Tominator
6 days ago

The problem with this is when you write queries with multiple joins (or includes) over soft-deleteable entities. In that case when EF Core writes the actual SQL, for every join it writes a subquery that returns not deleted entries (and those subqueries select ALL the fields of that entity!!!). But if you cascade the soft-deletion to all children of a entity, then that is a complete waste of time.

Does anybody know how to work around this? To only check on ther “FROM entity” of a query?

More info here.

Last edited 6 days ago by Tominator
AlexandreJobin
AlexandreJobin
10 days ago

Great post Jon! What I have done on my side is to let the programmer hard delete the entity that is marked as ISoftDelete and override the SaveChanges to convert the hard delete to soft delete. That way, there’s no way that the programmer can make a mistake and hard delete the entity. I think the code come from the https://abp.io/


public override Task SaveChangesAsync(bool acceptAllChangesOnSuccess, CancellationToken cancellationToken = default)
{
foreach (var entry in ChangeTracker.Entries().ToList())
{
CancelDeletionForSoftDelete(entry);
}

return base.SaveChangesAsync(acceptAllChangesOnSuccess, cancellationToken);
}

protected virtual void CancelDeletionForSoftDelete(EntityEntry entry)
{
if (!(entry.Entity is ISoftDelete softDeleteEntity))
{
return;
}

entry.Reload();
entry.State = EntityState.Modified;
softDeleteEntity.IsDeleted = true;
}

Jon P Smith
10 days ago
Reply to  AlexandreJobin

Hi AlexandreJobin,

Thanks for your comment.

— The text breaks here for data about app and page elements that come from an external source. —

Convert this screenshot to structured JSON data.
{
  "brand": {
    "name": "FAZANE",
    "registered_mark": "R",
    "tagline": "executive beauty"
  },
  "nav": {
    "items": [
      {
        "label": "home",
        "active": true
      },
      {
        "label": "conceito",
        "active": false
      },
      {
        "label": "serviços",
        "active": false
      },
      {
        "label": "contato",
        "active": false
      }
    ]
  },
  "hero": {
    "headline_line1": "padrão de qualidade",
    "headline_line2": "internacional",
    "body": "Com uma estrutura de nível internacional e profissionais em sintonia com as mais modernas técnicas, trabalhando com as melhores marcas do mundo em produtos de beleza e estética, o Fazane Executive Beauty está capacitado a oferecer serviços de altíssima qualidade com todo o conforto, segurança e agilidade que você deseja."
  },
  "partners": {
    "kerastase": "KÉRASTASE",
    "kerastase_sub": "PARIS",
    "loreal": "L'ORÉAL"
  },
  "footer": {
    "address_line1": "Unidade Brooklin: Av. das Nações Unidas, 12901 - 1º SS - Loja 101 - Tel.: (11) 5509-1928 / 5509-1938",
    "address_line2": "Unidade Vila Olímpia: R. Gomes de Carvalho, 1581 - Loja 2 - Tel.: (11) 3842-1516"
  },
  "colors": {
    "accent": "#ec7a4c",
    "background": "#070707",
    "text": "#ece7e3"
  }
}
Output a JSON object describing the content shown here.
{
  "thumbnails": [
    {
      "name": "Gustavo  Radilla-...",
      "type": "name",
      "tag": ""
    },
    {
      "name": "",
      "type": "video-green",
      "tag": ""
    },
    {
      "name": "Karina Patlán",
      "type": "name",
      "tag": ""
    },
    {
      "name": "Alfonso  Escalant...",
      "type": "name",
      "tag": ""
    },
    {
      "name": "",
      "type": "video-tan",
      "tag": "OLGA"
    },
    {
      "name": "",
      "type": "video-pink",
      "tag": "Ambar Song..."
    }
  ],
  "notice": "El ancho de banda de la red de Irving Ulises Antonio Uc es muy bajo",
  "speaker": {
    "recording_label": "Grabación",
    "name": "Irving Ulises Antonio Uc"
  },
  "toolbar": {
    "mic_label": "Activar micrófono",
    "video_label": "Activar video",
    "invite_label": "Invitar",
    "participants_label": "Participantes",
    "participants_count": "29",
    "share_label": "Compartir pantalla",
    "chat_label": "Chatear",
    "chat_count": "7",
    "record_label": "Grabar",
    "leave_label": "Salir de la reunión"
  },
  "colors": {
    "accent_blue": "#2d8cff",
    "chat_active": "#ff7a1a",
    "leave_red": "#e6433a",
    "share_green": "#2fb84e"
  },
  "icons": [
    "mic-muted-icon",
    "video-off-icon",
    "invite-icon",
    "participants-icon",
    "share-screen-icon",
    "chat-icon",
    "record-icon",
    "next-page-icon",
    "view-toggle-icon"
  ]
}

I see where you are going but I’m not sure that would work in all cases. For instance, if you use the EF Core delete behaviour of the thing you deleted is set to ClientCascadeDelete then all the dependants will also marked as Deleted too. That means that the dependant classes will also be soft deleted, which isn’t what you expected to happen with a single SoftDelete version.

AlexandreJobin
AlexandreJobin
10 days ago
Reply to  Jon P Smith

I don’t understand why you say that this is not what you expected to happen to the dependant classes when you soft delete the parent. If the Company and Quote entities are marked with ISoftDelete and they are configured with ClientCascadeDelete, then you want that dependant classes to be soft deleted right?

Jon P Smith
1 month ago
Reply to  AlexandreJobin

In the normal, single soft delete you normally soft delete one row. If you soft delete other dependent rows then how do you get them back? Resetting the original row’s soft delete flag won’t get the other dependent rows back.

Also I discuss a cascade soft delete approach in this article. When I started to implement this I found some issues around returning an entity with relationships back to the same state. There are quite a few rules you need to implement to cascade soft delete.

Your approach works in many cases and it might be find in your application but there are some (small?) issues that can catch you out.